▶ [Task requirements]: Count how many lines in the data hold the word "Italic", and give that number alone.

▶ [Materials provided]:
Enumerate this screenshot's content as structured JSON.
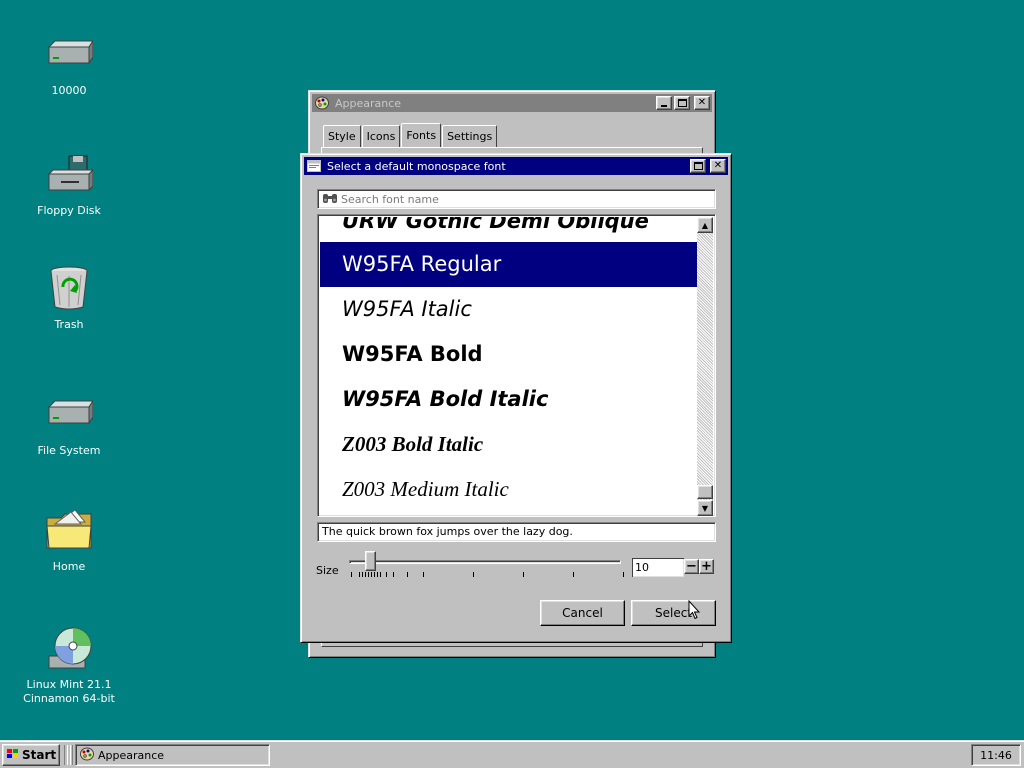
{
  "desktop": {
    "icons": [
      {
        "label": "10000",
        "icon": "drive-icon"
      },
      {
        "label": "Floppy Disk",
        "icon": "floppy-drive-icon"
      },
      {
        "label": "Trash",
        "icon": "trash-icon"
      },
      {
        "label": "File System",
        "icon": "drive-icon"
      },
      {
        "label": "Home",
        "icon": "folder-icon"
      },
      {
        "label": "Linux Mint 21.1\nCinnamon 64-bit",
        "icon": "cd-rom-icon"
      }
    ]
  },
  "appearance_window": {
    "title": "Appearance",
    "tabs": [
      {
        "label": "Style"
      },
      {
        "label": "Icons"
      },
      {
        "label": "Fonts",
        "active": true
      },
      {
        "label": "Settings"
      }
    ],
    "title_icon": "appearance-palette-icon"
  },
  "font_dialog": {
    "title": "Select a default monospace font",
    "search": {
      "placeholder": "Search font name",
      "value": ""
    },
    "fonts": [
      {
        "label": "URW Gothic Demi Oblique",
        "partial": true
      },
      {
        "label": "W95FA Regular",
        "selected": true
      },
      {
        "label": "W95FA Italic"
      },
      {
        "label": "W95FA Bold"
      },
      {
        "label": "W95FA Bold Italic"
      },
      {
        "label": "Z003 Bold Italic"
      },
      {
        "label": "Z003 Medium Italic"
      }
    ],
    "preview_text": "The quick brown fox jumps over the lazy dog.",
    "size": {
      "label": "Size",
      "value": "10",
      "slider_fraction": 0.06
    },
    "buttons": {
      "cancel": "Cancel",
      "select": "Select"
    }
  },
  "taskbar": {
    "start_label": "Start",
    "task_label": "Appearance",
    "clock": "11:46"
  },
  "colors": {
    "desktop": "#008080",
    "active_title": "#000080",
    "inactive_title": "#808080",
    "selection": "#000080",
    "face": "#c0c0c0"
  }
}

▶ [Output of the exercise]: 4